● Problem to solve
The response should contain every record, reproduced exactly.

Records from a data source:

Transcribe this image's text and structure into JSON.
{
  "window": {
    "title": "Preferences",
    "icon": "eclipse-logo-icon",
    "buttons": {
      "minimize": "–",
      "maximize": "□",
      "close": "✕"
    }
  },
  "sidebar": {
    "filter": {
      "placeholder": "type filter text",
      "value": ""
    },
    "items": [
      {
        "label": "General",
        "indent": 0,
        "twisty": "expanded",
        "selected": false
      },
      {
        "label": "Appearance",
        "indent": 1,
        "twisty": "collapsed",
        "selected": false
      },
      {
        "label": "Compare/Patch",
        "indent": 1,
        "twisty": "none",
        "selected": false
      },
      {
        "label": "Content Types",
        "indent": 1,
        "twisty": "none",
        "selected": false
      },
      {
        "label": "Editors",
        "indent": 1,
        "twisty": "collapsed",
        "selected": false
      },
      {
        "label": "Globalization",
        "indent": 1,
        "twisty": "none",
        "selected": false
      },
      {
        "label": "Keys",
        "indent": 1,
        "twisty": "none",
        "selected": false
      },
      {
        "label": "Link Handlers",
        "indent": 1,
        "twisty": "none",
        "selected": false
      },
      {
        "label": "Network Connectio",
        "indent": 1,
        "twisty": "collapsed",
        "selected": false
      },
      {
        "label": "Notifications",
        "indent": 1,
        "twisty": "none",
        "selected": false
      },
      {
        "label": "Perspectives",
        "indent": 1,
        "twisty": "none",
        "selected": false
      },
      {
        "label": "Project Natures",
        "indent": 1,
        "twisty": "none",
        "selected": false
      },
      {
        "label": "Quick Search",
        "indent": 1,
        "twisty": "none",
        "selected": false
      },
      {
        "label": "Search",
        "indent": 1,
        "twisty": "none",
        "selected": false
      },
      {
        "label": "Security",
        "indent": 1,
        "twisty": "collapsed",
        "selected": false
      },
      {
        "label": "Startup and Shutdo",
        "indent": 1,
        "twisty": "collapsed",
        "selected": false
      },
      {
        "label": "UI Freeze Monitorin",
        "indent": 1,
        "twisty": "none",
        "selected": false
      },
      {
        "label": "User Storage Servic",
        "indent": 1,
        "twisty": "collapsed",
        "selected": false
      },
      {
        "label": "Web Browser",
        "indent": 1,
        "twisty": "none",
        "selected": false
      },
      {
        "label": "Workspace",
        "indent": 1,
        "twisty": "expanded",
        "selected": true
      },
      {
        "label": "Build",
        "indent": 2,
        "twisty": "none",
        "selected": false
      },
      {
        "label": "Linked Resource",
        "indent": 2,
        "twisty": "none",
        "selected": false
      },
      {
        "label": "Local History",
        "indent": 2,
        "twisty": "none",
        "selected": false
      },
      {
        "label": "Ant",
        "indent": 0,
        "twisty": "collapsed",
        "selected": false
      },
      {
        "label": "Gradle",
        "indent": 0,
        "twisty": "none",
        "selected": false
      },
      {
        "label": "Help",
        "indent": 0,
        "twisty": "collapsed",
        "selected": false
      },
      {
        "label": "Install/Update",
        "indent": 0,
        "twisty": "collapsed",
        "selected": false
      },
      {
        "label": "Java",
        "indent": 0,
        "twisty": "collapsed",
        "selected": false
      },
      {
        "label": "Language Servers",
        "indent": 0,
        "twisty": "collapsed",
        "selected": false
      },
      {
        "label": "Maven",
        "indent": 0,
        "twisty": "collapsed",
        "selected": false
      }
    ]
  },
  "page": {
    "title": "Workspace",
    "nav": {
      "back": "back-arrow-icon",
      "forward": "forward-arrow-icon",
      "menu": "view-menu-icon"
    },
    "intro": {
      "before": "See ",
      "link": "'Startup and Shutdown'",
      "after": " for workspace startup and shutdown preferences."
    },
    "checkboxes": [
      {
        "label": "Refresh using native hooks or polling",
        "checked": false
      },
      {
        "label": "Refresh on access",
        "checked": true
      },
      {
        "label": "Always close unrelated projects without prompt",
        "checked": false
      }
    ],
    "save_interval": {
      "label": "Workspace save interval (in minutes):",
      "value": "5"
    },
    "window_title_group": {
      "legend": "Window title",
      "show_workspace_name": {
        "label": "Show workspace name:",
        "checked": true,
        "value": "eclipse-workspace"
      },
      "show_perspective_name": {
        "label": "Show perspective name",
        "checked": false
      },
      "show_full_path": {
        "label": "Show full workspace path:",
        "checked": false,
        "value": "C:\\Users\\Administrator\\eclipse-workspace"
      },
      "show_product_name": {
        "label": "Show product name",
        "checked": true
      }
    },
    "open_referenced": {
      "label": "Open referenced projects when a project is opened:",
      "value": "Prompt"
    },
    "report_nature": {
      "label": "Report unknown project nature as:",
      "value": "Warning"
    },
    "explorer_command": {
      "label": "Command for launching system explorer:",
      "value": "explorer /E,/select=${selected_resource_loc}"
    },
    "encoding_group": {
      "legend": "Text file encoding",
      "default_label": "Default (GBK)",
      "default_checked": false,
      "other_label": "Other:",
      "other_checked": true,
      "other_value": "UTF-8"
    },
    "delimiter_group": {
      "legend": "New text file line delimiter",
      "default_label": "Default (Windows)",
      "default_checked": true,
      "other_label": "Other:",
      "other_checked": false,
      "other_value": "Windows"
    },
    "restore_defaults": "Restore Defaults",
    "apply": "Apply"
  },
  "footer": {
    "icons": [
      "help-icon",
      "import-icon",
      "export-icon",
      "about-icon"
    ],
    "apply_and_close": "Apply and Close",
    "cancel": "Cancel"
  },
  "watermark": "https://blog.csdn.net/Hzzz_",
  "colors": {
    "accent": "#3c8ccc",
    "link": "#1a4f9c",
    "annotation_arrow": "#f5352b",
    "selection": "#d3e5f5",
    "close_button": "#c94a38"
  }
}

● Answer
Transcribe this image's text and structure into JSON.
{
  "window": {
    "title": "Preferences",
    "icon": "eclipse-logo-icon",
    "buttons": {
      "minimize": "–",
      "maximize": "□",
      "close": "✕"
    }
  },
  "sidebar": {
    "filter": {
      "placeholder": "type filter text",
      "value": ""
    },
    "items": [
      {
        "label": "General",
        "indent": 0,
        "twisty": "expanded",
        "selected": false
      },
      {
        "label": "Appearance",
        "indent": 1,
        "twisty": "collapsed",
        "selected": false
      },
      {
        "label": "Compare/Patch",
        "indent": 1,
        "twisty": "none",
        "selected": false
      },
      {
        "label": "Content Types",
        "indent": 1,
        "twisty": "none",
        "selected": false
      },
      {
        "label": "Editors",
        "indent": 1,
        "twisty": "collapsed",
        "selected": false
      },
      {
        "label": "Globalization",
        "indent": 1,
        "twisty": "none",
        "selected": false
      },
      {
        "label": "Keys",
        "indent": 1,
        "twisty": "none",
        "selected": false
      },
      {
        "label": "Link Handlers",
        "indent": 1,
        "twisty": "none",
        "selected": false
      },
      {
        "label": "Network Connectio",
        "indent": 1,
        "twisty": "collapsed",
        "selected": false
      },
      {
        "label": "Notifications",
        "indent": 1,
        "twisty": "none",
        "selected": false
      },
      {
        "label": "Perspectives",
        "indent": 1,
        "twisty": "none",
        "selected": false
      },
      {
        "label": "Project Natures",
        "indent": 1,
        "twisty": "none",
        "selected": false
      },
      {
        "label": "Quick Search",
        "indent": 1,
        "twisty": "none",
        "selected": false
      },
      {
        "label": "Search",
        "indent": 1,
        "twisty": "none",
        "selected": false
      },
      {
        "label": "Security",
        "indent": 1,
        "twisty": "collapsed",
        "selected": false
      },
      {
        "label": "Startup and Shutdo",
        "indent": 1,
        "twisty": "collapsed",
        "selected": false
      },
      {
        "label": "UI Freeze Monitorin",
        "indent": 1,
        "twisty": "none",
        "selected": false
      },
      {
        "label": "User Storage Servic",
        "indent": 1,
        "twisty": "collapsed",
        "selected": false
      },
      {
        "label": "Web Browser",
        "indent": 1,
        "twisty": "none",
        "selected": false
      },
      {
        "label": "Workspace",
        "indent": 1,
        "twisty": "expanded",
        "selected": true
      },
      {
        "label": "Build",
        "indent": 2,
        "twisty": "none",
        "selected": false
      },
      {
        "label": "Linked Resource",
        "indent": 2,
        "twisty": "none",
        "selected": false
      },
      {
        "label": "Local History",
        "indent": 2,
        "twisty": "none",
        "selected": false
      },
      {
        "label": "Ant",
        "indent": 0,
        "twisty": "collapsed",
        "selected": false
      },
      {
        "label": "Gradle",
        "indent": 0,
        "twisty": "none",
        "selected": false
      },
      {
        "label": "Help",
        "indent": 0,
        "twisty": "collapsed",
        "selected": false
      },
      {
        "label": "Install/Update",
        "indent": 0,
        "twisty": "collapsed",
        "selected": false
      },
      {
        "label": "Java",
        "indent": 0,
        "twisty": "collapsed",
        "selected": false
      },
      {
        "label": "Language Servers",
        "indent": 0,
        "twisty": "collapsed",
        "selected": false
      },
      {
        "label": "Maven",
        "indent": 0,
        "twisty": "collapsed",
        "selected": false
      }
    ]
  },
  "page": {
    "title": "Workspace",
    "nav": {
      "back": "back-arrow-icon",
      "forward": "forward-arrow-icon",
      "menu": "view-menu-icon"
    },
    "intro": {
      "before": "See ",
      "link": "'Startup and Shutdown'",
      "after": " for workspace startup and shutdown preferences."
    },
    "checkboxes": [
      {
        "label": "Refresh using native hooks or polling",
        "checked": false
      },
      {
        "label": "Refresh on access",
        "checked": true
      },
      {
        "label": "Always close unrelated projects without prompt",
        "checked": false
      }
    ],
    "save_interval": {
      "label": "Workspace save interval (in minutes):",
      "value": "5"
    },
    "window_title_group": {
      "legend": "Window title",
      "show_workspace_name": {
        "label": "Show workspace name:",
        "checked": true,
        "value": "eclipse-workspace"
      },
      "show_perspective_name": {
        "label": "Show perspective name",
        "checked": false
      },
      "show_full_path": {
        "label": "Show full workspace path:",
        "checked": false,
        "value": "C:\\Users\\Administrator\\eclipse-workspace"
      },
      "show_product_name": {
        "label": "Show product name",
        "checked": true
      }
    },
    "open_referenced": {
      "label": "Open referenced projects when a project is opened:",
      "value": "Prompt"
    },
    "report_nature": {
      "label": "Report unknown project nature as:",
      "value": "Warning"
    },
    "explorer_command": {
      "label": "Command for launching system explorer:",
      "value": "explorer /E,/select=${selected_resource_loc}"
    },
    "encoding_group": {
      "legend": "Text file encoding",
      "default_label": "Default (GBK)",
      "default_checked": false,
      "other_label": "Other:",
      "other_checked": true,
      "other_value": "UTF-8"
    },
    "delimiter_group": {
      "legend": "New text file line delimiter",
      "default_label": "Default (Windows)",
      "default_checked": true,
      "other_label": "Other:",
      "other_checked": false,
      "other_value": "Windows"
    },
    "restore_defaults": "Restore Defaults",
    "apply": "Apply"
  },
  "footer": {
    "icons": [
      "help-icon",
      "import-icon",
      "export-icon",
      "about-icon"
    ],
    "apply_and_close": "Apply and Close",
    "cancel": "Cancel"
  },
  "watermark": "https://blog.csdn.net/Hzzz_",
  "colors": {
    "accent": "#3c8ccc",
    "link": "#1a4f9c",
    "annotation_arrow": "#f5352b",
    "selection": "#d3e5f5",
    "close_button": "#c94a38"
  }
}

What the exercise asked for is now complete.